March 12, 2015
Dear Friend of Israel,
The British writer Charles Moore once described Israel as “a noisy democracy.” Israeli Prime Minister Benjamin Netanyahu underscored this same point – what he called the “rambunctious” nature of Israeli politics – when he addressed the U.S. Congress in 2011: “You think you’re tough…on one another here in Congress?” he chided, good-naturedly. “Come spend a day in the Knesset [Israel’s parliament]. Be my guest!”
Seldom has the “noisy” nature of Israel’s democracy been more apparent than it is now, as the Jewish state gears up for elections on Tuesday, March 17. Campaign signs seem to be posted on every public space, and the television and radio are dominated by political ads.
Sometimes this public conversation can become overly partisan and bitter, and shed more heat than light – Americans know this as well as anyone. But, though it can be an annoyance, I look at this as a sign of overall societal strength. Such passionate public dialogue can only flourish in democracies like Israel or the U.S. Under totalitarian regimes, where speech and action are tightly regulated and restricted, there is silence.
Participation in the political process is, of course, important. History is full of examples of good leaders bringing a measure of peace and prosperity to their people, just as it is full of examples of bad leaders creating problems for their people, and even driving nations into ruin. We have a duty to make responsible, informed political choices, and to vote not just according to our interests, but with our consciences.
But we must never forget the words of the Bible: “Do not put your trust in princes, in human beings, who cannot save…Blessed are those whose help is the God of Jacob, whose hope is in the Lord their God” (Psalm 146: 3, 5). I don’t believe this verse encourages cynical mistrust of all those in power as much as it admonishes us that divine power is infinitely greater than human power. Often, we look to our worldly leaders for every solution, while forgetting the One who is all-powerful; we look at the loss by the political candidate we favor as the ultimate catastrophe, while forgetting that God is still sovereign over the world and all that is in it.
As Israelis prepare to head to the polls – and as Americans begin to prepare for their own elections in 2016 – let us all give thanks to God for the blessing of living under democratic political systems.
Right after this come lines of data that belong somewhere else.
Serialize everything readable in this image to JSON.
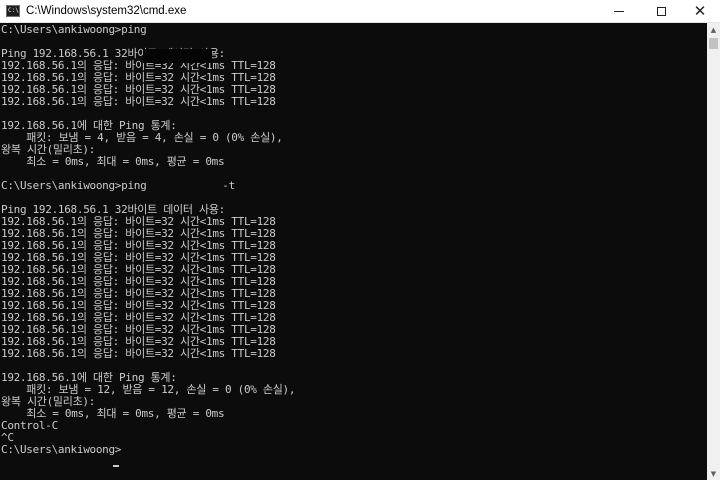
{
  "window": {
    "title": "C:\\Windows\\system32\\cmd.exe",
    "app_icon_text": "C:\\"
  },
  "controls": {
    "minimize": "minimize",
    "maximize": "maximize",
    "close": "✕"
  },
  "scrollbar": {
    "up_arrow": "▲",
    "down_arrow": "▼"
  },
  "terminal": {
    "text": "C:\\Users\\ankiwoong>ping\n\nPing 192.168.56.1 32바이트 데이터 사용:\n192.168.56.1의 응답: 바이트=32 시간<1ms TTL=128\n192.168.56.1의 응답: 바이트=32 시간<1ms TTL=128\n192.168.56.1의 응답: 바이트=32 시간<1ms TTL=128\n192.168.56.1의 응답: 바이트=32 시간<1ms TTL=128\n\n192.168.56.1에 대한 Ping 통계:\n    패킷: 보냄 = 4, 받음 = 4, 손실 = 0 (0% 손실),\n왕복 시간(밀리초):\n    최소 = 0ms, 최대 = 0ms, 평균 = 0ms\n\nC:\\Users\\ankiwoong>ping            -t\n\nPing 192.168.56.1 32바이트 데이터 사용:\n192.168.56.1의 응답: 바이트=32 시간<1ms TTL=128\n192.168.56.1의 응답: 바이트=32 시간<1ms TTL=128\n192.168.56.1의 응답: 바이트=32 시간<1ms TTL=128\n192.168.56.1의 응답: 바이트=32 시간<1ms TTL=128\n192.168.56.1의 응답: 바이트=32 시간<1ms TTL=128\n192.168.56.1의 응답: 바이트=32 시간<1ms TTL=128\n192.168.56.1의 응답: 바이트=32 시간<1ms TTL=128\n192.168.56.1의 응답: 바이트=32 시간<1ms TTL=128\n192.168.56.1의 응답: 바이트=32 시간<1ms TTL=128\n192.168.56.1의 응답: 바이트=32 시간<1ms TTL=128\n192.168.56.1의 응답: 바이트=32 시간<1ms TTL=128\n192.168.56.1의 응답: 바이트=32 시간<1ms TTL=128\n\n192.168.56.1에 대한 Ping 통계:\n    패킷: 보냄 = 12, 받음 = 12, 손실 = 0 (0% 손실),\n왕복 시간(밀리초):\n    최소 = 0ms, 최대 = 0ms, 평균 = 0ms\nControl-C\n^C\nC:\\Users\\ankiwoong>"
  },
  "colors": {
    "console_background": "#0c0c0c",
    "console_text": "#cccccc",
    "titlebar_background": "#ffffff",
    "scrollbar_track": "#f0f0f0",
    "scrollbar_thumb": "#c2c2c2"
  }
}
There are so many today living under oppressive rule who do not enjoy that blessing. And, at the same time, never forget that political systems rise and fall like all works of man, and that true freedom is found in acting in faith and courage, trusting in God, and acknowledging His sovereignty and dominion over our lives.
With prayers for shalom, peace,
Rabbi Yechiel Eckstein
Founder and President